The Indiana Department of Education has made a new grant available that sets up high schools and colleges as partners in the recruitment of a new generation of teachers. The APR grant is acronymically named for its core purpose: to attract, prepare, and retain high school students who have an interest in pursuing careers in education.
IU South Bend secured $339,288 in APR funding, and will partner with the South Bend Community School Corporation, Elkhart Community Schools, John Glenn School Corporation, Bremen Public Schools, Penn-Harris-Madison School Corporation, the Elkhart Area Career Center and the South Bend Career and Success Academy.
For two weeks in June, IU South Bend will host the students for a mix of summer courses and activities. They will go home on the weekends, but on the weekdays they will stay at the River Crossing housing facilities. The experience will be both immersive and ongoing.
“This isn’t the kind of program where they come and hang out with us for a couple of weeks and then we send them back to their schools and say, ‘See you next year,’” said Dr. Hope Smith Davis, dean of the School of Education.
The students’ coursework aligns with the Advanced College Project, which provides high school students the opportunity to earn college credits by taking IUSB classes in a dual enrollment partnership, simultaneously fulfilling high school graduation requirements while kick-starting their collegiate careers. The grant provides money to hire a liaison at each of the partner schools helping the participants – dubbed “Titan Cadets” – through the process.
“The liaisons will be making sure the Titan Cadets are registered for the right classes and supervising them in their placements during the academic year,” Davis said.
The on-campus summer sessions will be preceded by an event in early Spring, welcoming students and their families and giving them an overview about what to expect from the program. Later in the Spring semester, IUSB professors will visit the schools to spread the word and work with the high school teachers in identifying and recruiting additional suitable students.
Over the two summers, they take four teacher education courses. In addition to six hours of classwork per day, there will be movie nights, a bus tour with a civil rights theme, panel discussions, and advisory assistance in matters such as the proper way to complete the FAFSA (Free Application for Federal Student Aid).
APR grants are weighted in favor of municipalities with higher numbers of students from underrepresented populations who can enter the pathway to the education profession through the partnership, with the goal of strengthening, expanding, and diversifying the educator pipeline.
“Decades of research has shown that the more diverse teaching styles and diverse cultural backgrounds that a child encounters, the more successful they can become,” Davis said. “If they’ve encountered a diverse group of teachers, they’re better prepared for life.”

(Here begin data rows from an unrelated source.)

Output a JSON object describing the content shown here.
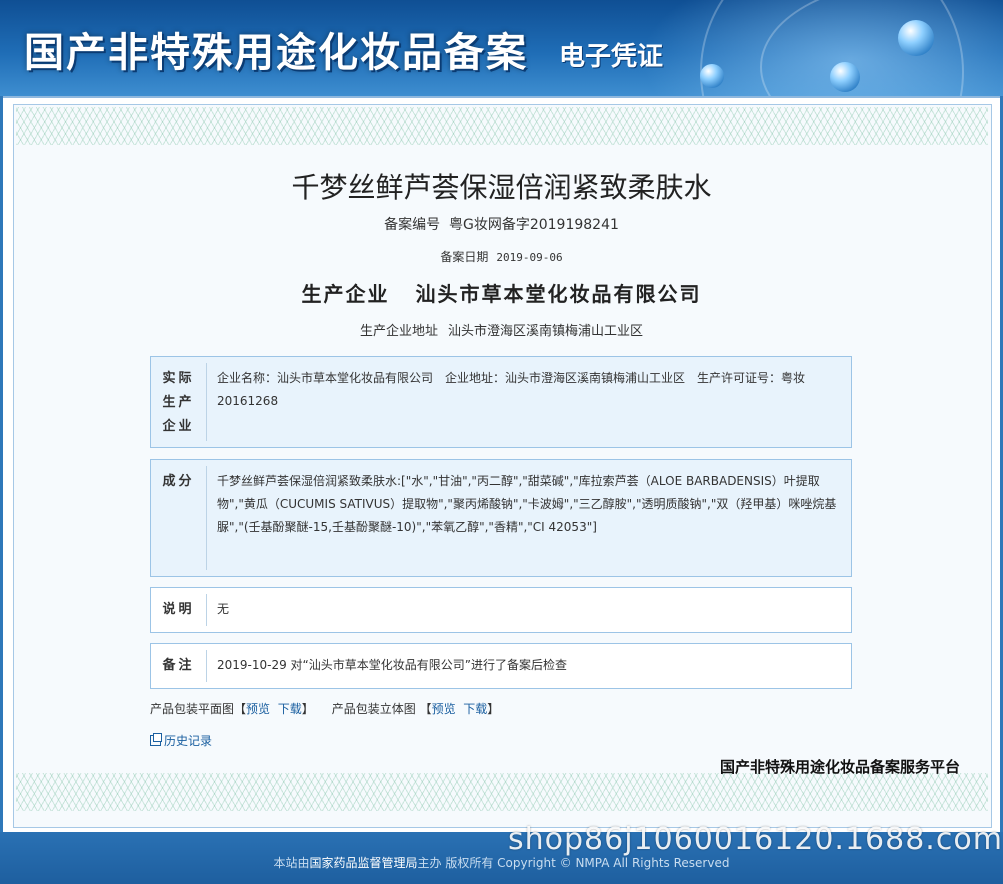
{
  "header": {
    "title": "国产非特殊用途化妆品备案",
    "subtitle": "电子凭证"
  },
  "document": {
    "product_name": "千梦丝鲜芦荟保湿倍润紧致柔肤水",
    "reg_no_label": "备案编号",
    "reg_no": "粤G妆网备字2019198241",
    "reg_date_label": "备案日期",
    "reg_date": "2019-09-06",
    "maker_label": "生产企业",
    "maker_name": "汕头市草本堂化妆品有限公司",
    "maker_addr_label": "生产企业地址",
    "maker_addr": "汕头市澄海区溪南镇梅浦山工业区"
  },
  "sections": {
    "actual_maker": {
      "label": "实际生产企业",
      "text": "企业名称：汕头市草本堂化妆品有限公司　企业地址：汕头市澄海区溪南镇梅浦山工业区　生产许可证号：粤妆20161268"
    },
    "ingredients": {
      "label": "成分",
      "text": "千梦丝鲜芦荟保湿倍润紧致柔肤水:[\"水\",\"甘油\",\"丙二醇\",\"甜菜碱\",\"库拉索芦荟（ALOE BARBADENSIS）叶提取物\",\"黄瓜（CUCUMIS SATIVUS）提取物\",\"聚丙烯酸钠\",\"卡波姆\",\"三乙醇胺\",\"透明质酸钠\",\"双（羟甲基）咪唑烷基脲\",\"(壬基酚聚醚-15,壬基酚聚醚-10)\",\"苯氧乙醇\",\"香精\",\"CI 42053\"]"
    },
    "description": {
      "label": "说明",
      "text": "无"
    },
    "remark": {
      "label": "备注",
      "text": "2019-10-29 对“汕头市草本堂化妆品有限公司”进行了备案后检查"
    }
  },
  "links": {
    "flat_label": "产品包装平面图",
    "solid_label": "产品包装立体图",
    "preview": "预览",
    "download": "下载",
    "history": "历史记录"
  },
  "platform": "国产非特殊用途化妆品备案服务平台",
  "footer": {
    "prefix": "本站由",
    "org": "国家药品监督管理局",
    "suffix": "主办 版权所有 Copyright © NMPA All Rights Reserved"
  },
  "watermark": "shop86j1060016120.1688.com"
}
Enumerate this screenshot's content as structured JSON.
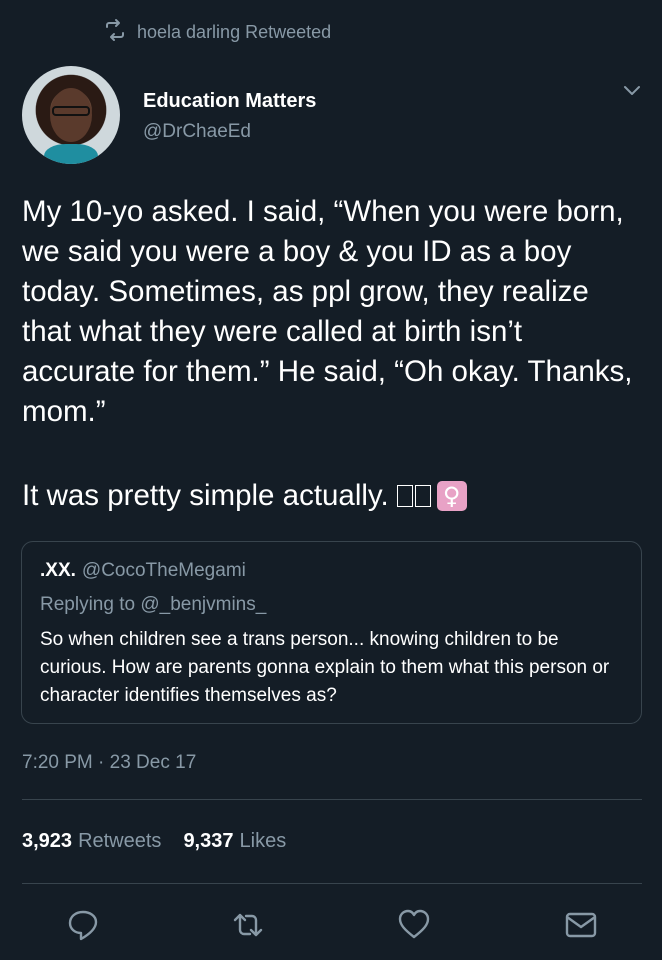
{
  "retweet": {
    "icon": "retweet-icon",
    "text": "hoela darling Retweeted"
  },
  "author": {
    "name": "Education Matters",
    "handle": "@DrChaeEd",
    "avatar_icon": "profile-photo"
  },
  "tweet": {
    "text": "My 10-yo asked. I said, “When you were born, we said you were a boy & you ID as a boy today. Sometimes, as ppl grow, they realize that what they were called at birth isn’t accurate for them.” He said, “Oh okay. Thanks, mom.”",
    "text2": "It was pretty simple actually."
  },
  "quote": {
    "name": ".XX.",
    "handle": "@CocoTheMegami",
    "replying": "Replying to @_benjvmins_",
    "text": "So when children see a trans person... knowing children to be curious. How are parents gonna explain to them what this person or character identifies themselves as?"
  },
  "timestamp": "7:20 PM · 23 Dec 17",
  "stats": {
    "retweets_count": "3,923",
    "retweets_label": "Retweets",
    "likes_count": "9,337",
    "likes_label": "Likes"
  },
  "colors": {
    "background": "#141d26",
    "muted": "#8899a6",
    "border": "#38444d"
  }
}
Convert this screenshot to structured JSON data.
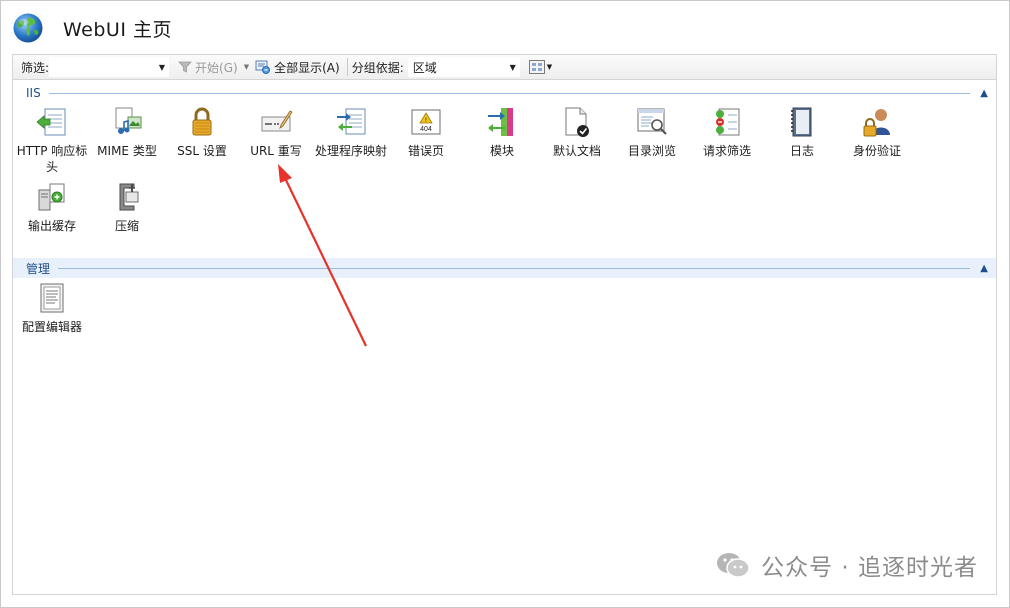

Davis was reminded recently of how critical it is to steer young people into pedagogical pursuits when she casually chatted with a group of high schoolers touring IUSB’s campus. When she asked them if they were considering becoming teachers, one student responded with a vociferous “No!” The most favorable reply was one hand shyly lifted halfway up.
Davis maintains that a program like the Titan Cadets will provide opportunities and support for individuals who feel called to the profession. It will reinforce their academic and career goals, and show them how rewarding and valuable being a teacher can be.
“One of the most important aspects of this grant is simply to promote the profession,” Davis said. “We want to let young people know how wonderful it is to be a teacher.”